**EXERCISE INSTRUCTIONS**
Pull every line that holds the word "signatures" from the entries.

**DATA UNDER STUDY**
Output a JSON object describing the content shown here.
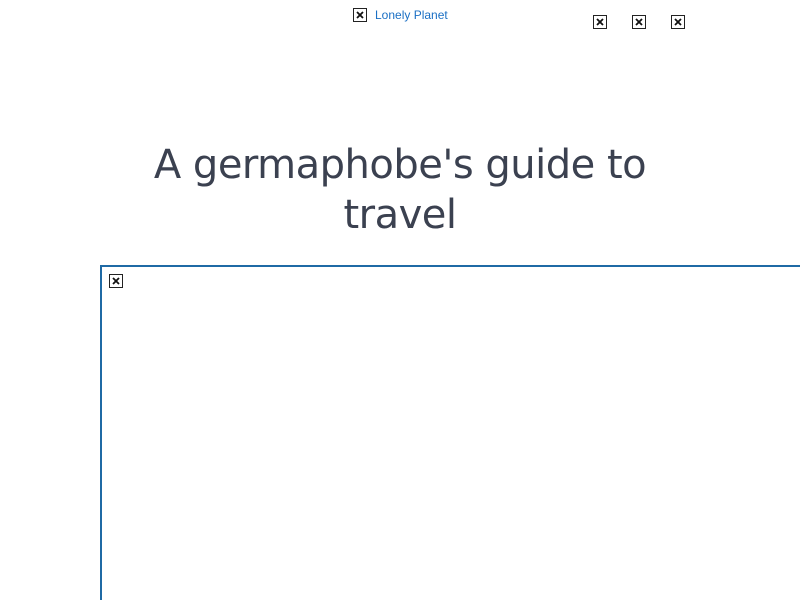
{
  "colors": {
    "link": "#1a6fc4",
    "title": "#3b4150",
    "frame_border": "#1f6aa5"
  },
  "header": {
    "logo": {
      "icon": "broken-image-icon",
      "label": "Lonely Planet"
    },
    "icons": [
      "broken-image-icon",
      "broken-image-icon",
      "broken-image-icon"
    ]
  },
  "article": {
    "title": "A germaphobe's guide to travel",
    "hero_image_icon": "broken-image-icon"
  }
}
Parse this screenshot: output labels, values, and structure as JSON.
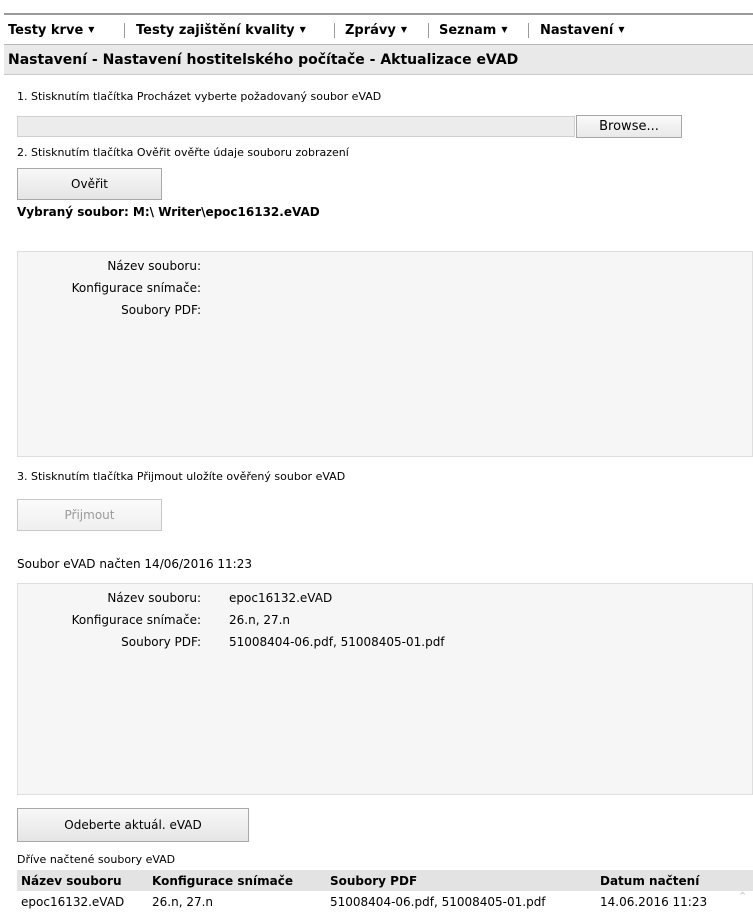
{
  "menu": [
    {
      "label": "Testy krve"
    },
    {
      "label": "Testy zajištění kvality"
    },
    {
      "label": "Zprávy"
    },
    {
      "label": "Seznam"
    },
    {
      "label": "Nastavení"
    }
  ],
  "page_title": "Nastavení - Nastavení hostitelského počítače - Aktualizace eVAD",
  "step1": {
    "text": "1. Stisknutím tlačítka Procházet vyberte požadovaný soubor eVAD",
    "file_value": "",
    "browse_label": "Browse..."
  },
  "step2": {
    "text": "2. Stisknutím tlačítka Ověřit ověřte údaje souboru zobrazení",
    "verify_label": "Ověřit",
    "selected_file": "Vybraný soubor: M:\\ Writer\\epoc16132.eVAD"
  },
  "verify_panel": {
    "file_name_label": "Název souboru:",
    "sensor_config_label": "Konfigurace snímače:",
    "pdf_files_label": "Soubory PDF:",
    "file_name": "",
    "sensor_config": "",
    "pdf_files": ""
  },
  "step3": {
    "text": "3. Stisknutím tlačítka Přijmout uložíte ověřený soubor eVAD",
    "accept_label": "Přijmout",
    "accept_enabled": false
  },
  "loaded_info": "Soubor eVAD načten 14/06/2016 11:23",
  "current_panel": {
    "file_name_label": "Název souboru:",
    "sensor_config_label": "Konfigurace snímače:",
    "pdf_files_label": "Soubory PDF:",
    "file_name": "epoc16132.eVAD",
    "sensor_config": "26.n, 27.n",
    "pdf_files": "51008404-06.pdf, 51008405-01.pdf"
  },
  "remove_label": "Odeberte aktuál. eVAD",
  "history": {
    "caption": "Dříve načtené soubory eVAD",
    "columns": [
      "Název souboru",
      "Konfigurace snímače",
      "Soubory PDF",
      "Datum načtení"
    ],
    "rows": [
      [
        "epoc16132.eVAD",
        "26.n, 27.n",
        "51008404-06.pdf, 51008405-01.pdf",
        "14.06.2016 11:23"
      ]
    ]
  },
  "icons": {
    "menu_caret": "chevron-down-icon",
    "scroll_up": "chevron-up-icon"
  }
}
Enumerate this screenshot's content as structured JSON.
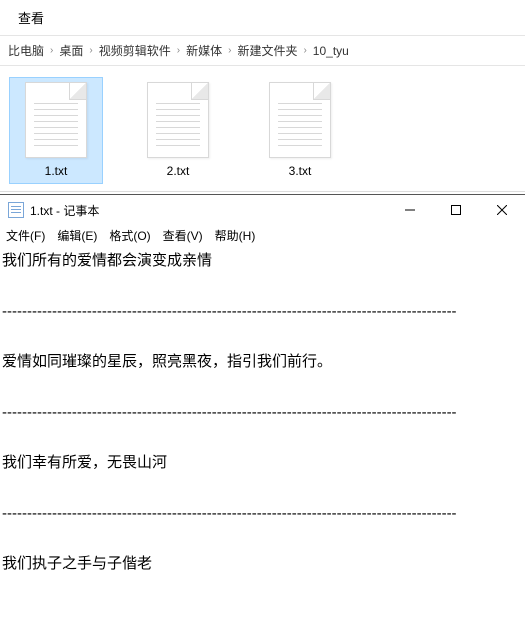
{
  "explorer": {
    "toolbar": {
      "view_label": "查看"
    },
    "breadcrumb": [
      "比电脑",
      "桌面",
      "视频剪辑软件",
      "新媒体",
      "新建文件夹",
      "10_tyu"
    ],
    "files": [
      {
        "name": "1.txt",
        "selected": true
      },
      {
        "name": "2.txt",
        "selected": false
      },
      {
        "name": "3.txt",
        "selected": false
      }
    ]
  },
  "notepad": {
    "title": "1.txt - 记事本",
    "menu": [
      "文件(F)",
      "编辑(E)",
      "格式(O)",
      "查看(V)",
      "帮助(H)"
    ],
    "lines": [
      "我们所有的爱情都会演变成亲情",
      "爱情如同璀璨的星辰，照亮黑夜，指引我们前行。",
      "我们幸有所爱，无畏山河",
      "我们执子之手与子偕老"
    ],
    "dash_row": "-------------------------------------------------------------------------------------------"
  }
}
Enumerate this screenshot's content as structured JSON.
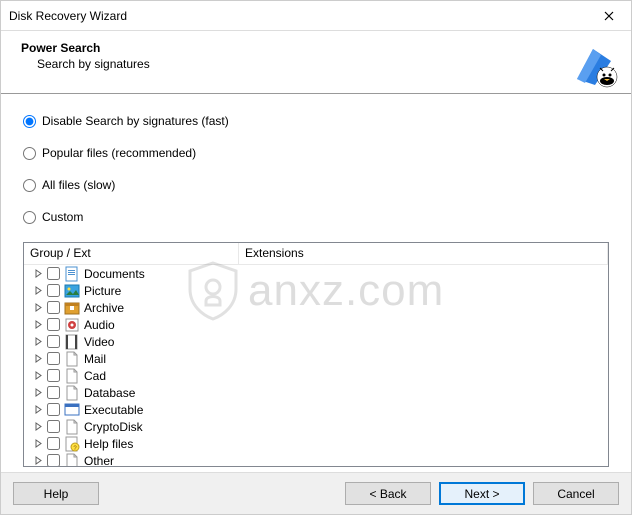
{
  "window": {
    "title": "Disk Recovery Wizard"
  },
  "header": {
    "title": "Power Search",
    "subtitle": "Search by signatures"
  },
  "options": {
    "disable": "Disable Search by signatures (fast)",
    "popular": "Popular files (recommended)",
    "all": "All files (slow)",
    "custom": "Custom"
  },
  "tree": {
    "col1": "Group / Ext",
    "col2": "Extensions",
    "items": [
      {
        "label": "Documents",
        "icon": "doc"
      },
      {
        "label": "Picture",
        "icon": "pic"
      },
      {
        "label": "Archive",
        "icon": "arc"
      },
      {
        "label": "Audio",
        "icon": "aud"
      },
      {
        "label": "Video",
        "icon": "vid"
      },
      {
        "label": "Mail",
        "icon": "file"
      },
      {
        "label": "Cad",
        "icon": "file"
      },
      {
        "label": "Database",
        "icon": "file"
      },
      {
        "label": "Executable",
        "icon": "exe"
      },
      {
        "label": "CryptoDisk",
        "icon": "file"
      },
      {
        "label": "Help files",
        "icon": "help"
      },
      {
        "label": "Other",
        "icon": "file"
      }
    ]
  },
  "footer": {
    "help": "Help",
    "back": "< Back",
    "next": "Next >",
    "cancel": "Cancel"
  },
  "watermark": "anxz.com"
}
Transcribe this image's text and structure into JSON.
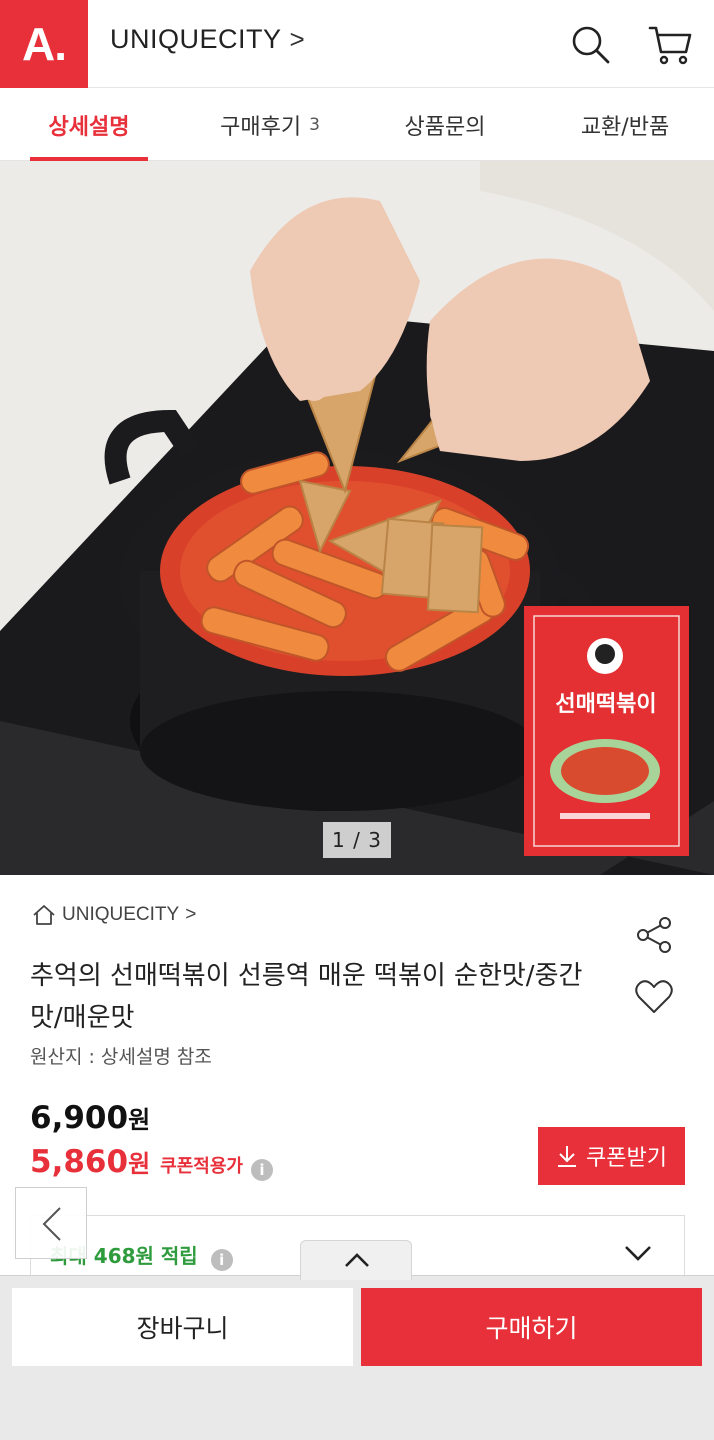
{
  "header": {
    "logo_text": "A.",
    "brand": "UNIQUECITY",
    "brand_chevron": ">",
    "icons": [
      "search-icon",
      "cart-icon"
    ],
    "accent_color": "#e8303a"
  },
  "tabs": [
    {
      "label": "상세설명",
      "active": true
    },
    {
      "label": "구매후기",
      "count": "3",
      "active": false
    },
    {
      "label": "상품문의",
      "active": false
    },
    {
      "label": "교환/반품",
      "active": false
    }
  ],
  "hero": {
    "pager": "1 / 3",
    "package_text": "선매떡볶이"
  },
  "product": {
    "shop_name": "UNIQUECITY",
    "shop_chevron": ">",
    "title": "추억의 선매떡볶이 선릉역 매운 떡볶이 순한맛/중간맛/매운맛",
    "origin": "원산지 : 상세설명 참조",
    "price": "6,900",
    "price_unit": "원",
    "sale_price": "5,860",
    "sale_unit": "원",
    "coupon_label": "쿠폰적용가",
    "coupon_button": "쿠폰받기",
    "points_prefix": "최대",
    "points_value": "468원",
    "points_suffix": "적립"
  },
  "bottom_bar": {
    "cart_label": "장바구니",
    "buy_label": "구매하기"
  }
}
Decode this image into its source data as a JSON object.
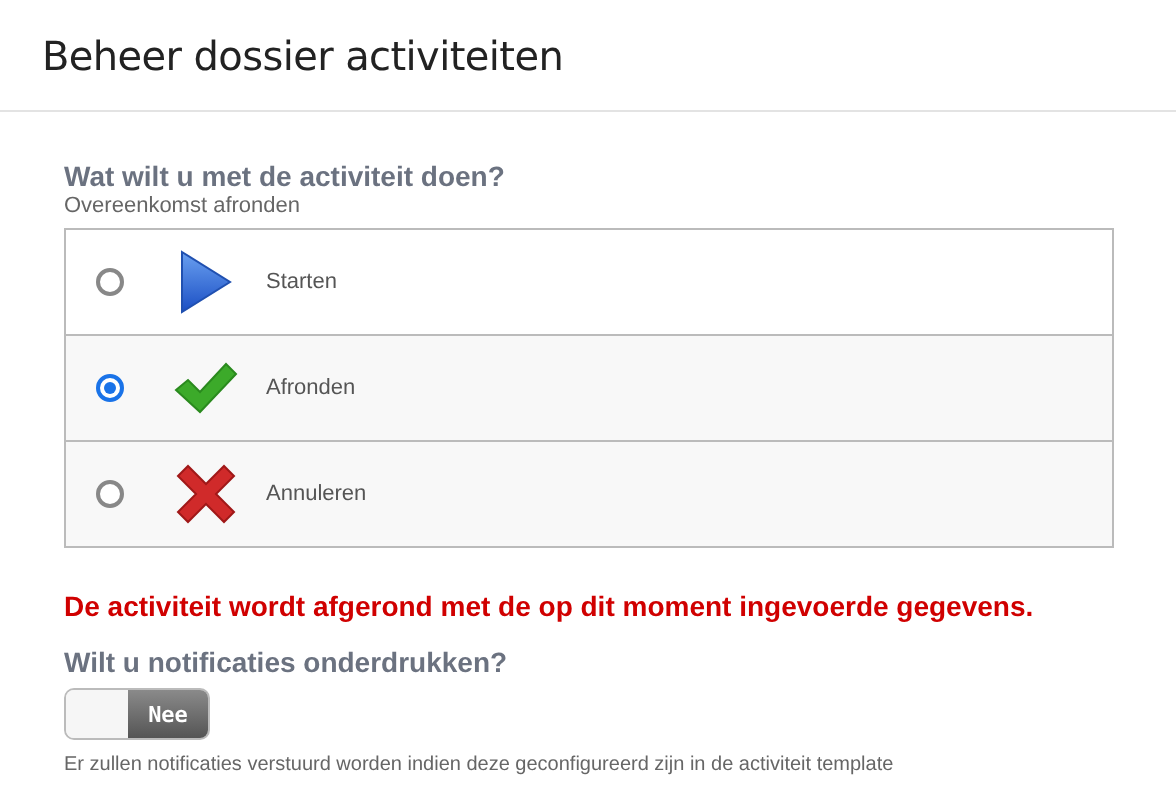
{
  "header": {
    "title": "Beheer dossier activiteiten"
  },
  "question": {
    "label": "Wat wilt u met de activiteit doen?",
    "subtitle": "Overeenkomst afronden"
  },
  "options": [
    {
      "kind": "start",
      "label": "Starten",
      "selected": false
    },
    {
      "kind": "complete",
      "label": "Afronden",
      "selected": true
    },
    {
      "kind": "cancel",
      "label": "Annuleren",
      "selected": false
    }
  ],
  "warning": "De activiteit wordt afgerond met de op dit moment ingevoerde gegevens.",
  "suppress": {
    "label": "Wilt u notificaties onderdrukken?",
    "on": false,
    "state_text": "Nee",
    "note": "Er zullen notificaties verstuurd worden indien deze geconfigureerd zijn in de activiteit template"
  }
}
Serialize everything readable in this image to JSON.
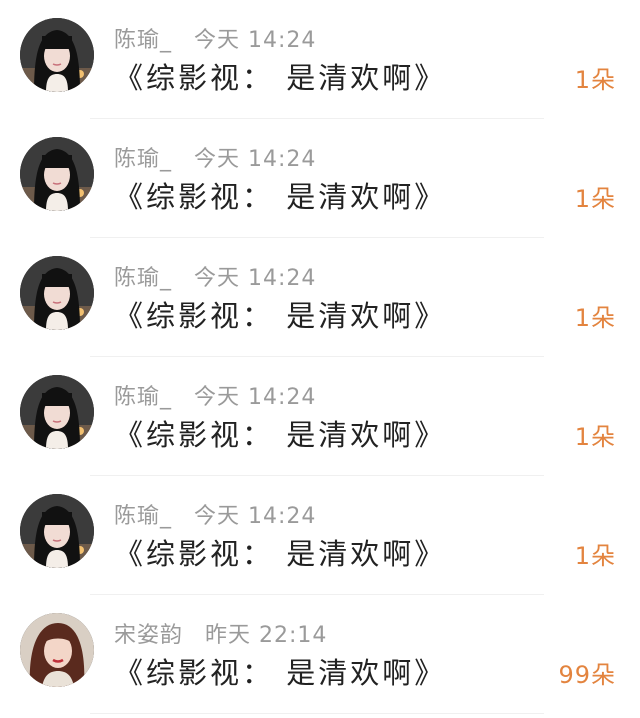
{
  "accent_color": "#e3843f",
  "items": [
    {
      "name": "陈瑜_",
      "time": "今天 14:24",
      "message": "《综影视： 是清欢啊》",
      "count": "1朵",
      "avatar_icon": "avatar-girl-dark-hair"
    },
    {
      "name": "陈瑜_",
      "time": "今天 14:24",
      "message": "《综影视： 是清欢啊》",
      "count": "1朵",
      "avatar_icon": "avatar-girl-dark-hair"
    },
    {
      "name": "陈瑜_",
      "time": "今天 14:24",
      "message": "《综影视： 是清欢啊》",
      "count": "1朵",
      "avatar_icon": "avatar-girl-dark-hair"
    },
    {
      "name": "陈瑜_",
      "time": "今天 14:24",
      "message": "《综影视： 是清欢啊》",
      "count": "1朵",
      "avatar_icon": "avatar-girl-dark-hair"
    },
    {
      "name": "陈瑜_",
      "time": "今天 14:24",
      "message": "《综影视： 是清欢啊》",
      "count": "1朵",
      "avatar_icon": "avatar-girl-dark-hair"
    },
    {
      "name": "宋姿韵",
      "time": "昨天 22:14",
      "message": "《综影视： 是清欢啊》",
      "count": "99朵",
      "avatar_icon": "avatar-woman-auburn-hair"
    }
  ]
}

**WRITTEN SOLUTION**
    "subtitle": "Search by signatures"
    "disable": "Disable Search by signatures (fast)",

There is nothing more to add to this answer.